- Everyone has a smile that is different from anyone else’s and that makes us special.
- You rarely miss watching Television programmes with adverts that show children talking and showing strength with their mouth devoid of teeth cavity.
The mouth is an important part of the body.In the mouth there are teeth that help us do several things including a nice smile and eating food.
Everyone has a smile that is different from anyone else’s and that makes us special.
You rarely miss watching Television programmes with adverts that show children talking and showing strength with their mouth devoid of teeth cavity.
Because of this, many parents are advised to teach children the importance of taking care of their teeth from young age and ensure they do not contract dental diseases when they grow up.
Speaking to Young Citizen, children have expressed their views on the importance of dental hygiene.
Samira Rashid is a Grade Seven pupil at St Francis she says teeth are just as important parts of the body as ears, eyes and nose and we use our teeth all day long.
“My parents taught me to brush my teeth at least twice a day when I was very young and that’s why there’s no cavity,” says Samira.
It’s important for children to know how to brush their teeth every day because it is a proper oral hygiene routine early in life.
Pamela Michael says her parents are her role models. “They were key in setting a daily routine and constantly reminding us if we had forgotten to brush our teeth,” she says.
Abdrazak Yusuph is a Grade Six pupil at East Africa School, he remembers when his teeth started to ache and it had to be removed and since then he brushes his teeth regularly.
“It is important to take good care of our teeth and in so doing; our dental formula will be good health. Tooth ache can be really painful,” he says.

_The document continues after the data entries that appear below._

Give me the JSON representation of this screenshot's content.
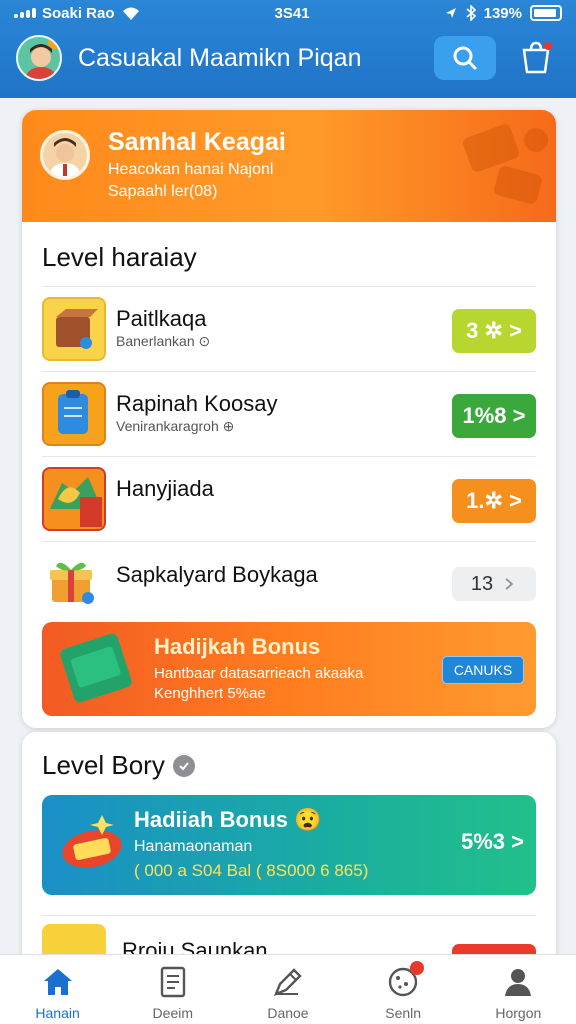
{
  "status_bar": {
    "carrier": "Soaki Rao",
    "time": "3S41",
    "battery": "139%"
  },
  "header": {
    "title": "Casuakal Maamikn Piqan",
    "search_icon": "search-icon",
    "cart_icon": "cart-icon"
  },
  "profile": {
    "name": "Samhal Keagai",
    "line1": "Heacokan hanai Najonl",
    "line2": "Sapaahl ler(08)"
  },
  "level_section": {
    "title": "Level haraiay",
    "items": [
      {
        "title": "Paitlkaqa",
        "subtitle": "Banerlankan ⊙",
        "value": "3 ✲ >",
        "color": "#b8d630"
      },
      {
        "title": "Rapinah Koosay",
        "subtitle": "Venirankaragroh ⊕",
        "value": "1%8 >",
        "color": "#3aa83a"
      },
      {
        "title": "Hanyjiada",
        "subtitle": "",
        "value": "1.✲ >",
        "color": "#f5901e"
      },
      {
        "title": "Sapkalyard Boykaga",
        "subtitle": "",
        "value": "13",
        "color": "#eeeff1"
      }
    ]
  },
  "promo": {
    "title": "Hadijkah Bonus",
    "line1": "Hantbaar datasarrieach akaaka",
    "line2": "Kenghhert 5%ae",
    "button": "CANUKS"
  },
  "bonus_section": {
    "title": "Level Bory",
    "card_title": "Hadiiah Bonus",
    "card_emoji": "😧",
    "card_line1": "Hanamaonaman",
    "card_line2": "( 000 a S04 Bal ( 8S000 6 865)",
    "card_value": "5%3 >",
    "partial_item": "Rroju Saunkan"
  },
  "bottom_nav": [
    {
      "label": "Hanain",
      "icon": "home-icon",
      "active": true
    },
    {
      "label": "Deeim",
      "icon": "document-icon",
      "active": false
    },
    {
      "label": "Danoe",
      "icon": "pen-icon",
      "active": false
    },
    {
      "label": "Senln",
      "icon": "cookie-icon",
      "active": false
    },
    {
      "label": "Horgon",
      "icon": "profile-icon",
      "active": false
    }
  ]
}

Milicent Robert is also a Grade Five at St Mary Primary School she believes it is important to brush teeth with tooth paste every day because it makes teeth clean and strong.
“I always brush my teeth and I advise other children to make sure that they take care of their teeth all the time because if they don’t, they will get infected with dental diseases,” said Milicent.
Dr John Mkisi is a dentist said Primary teeth start to grow in children from the age of six months. The primary dentition is complete by approximately two and a half years of age.
Primary teeth are essential tools, both for chewing and learning to talk. Primary teeth should be brushed by parents twice a day from the first tooth onwards.
“Parents should re-brush thoroughly after the child has brushed first. From 6 years children have the ability to brush their teeth alone twice daily. However, parents must supervise the tooth brushing exercise until the age of 12 and check on the condition of the toothbrush. A worn out toothbrush cannot take out all the dirt in the cavity,” he says.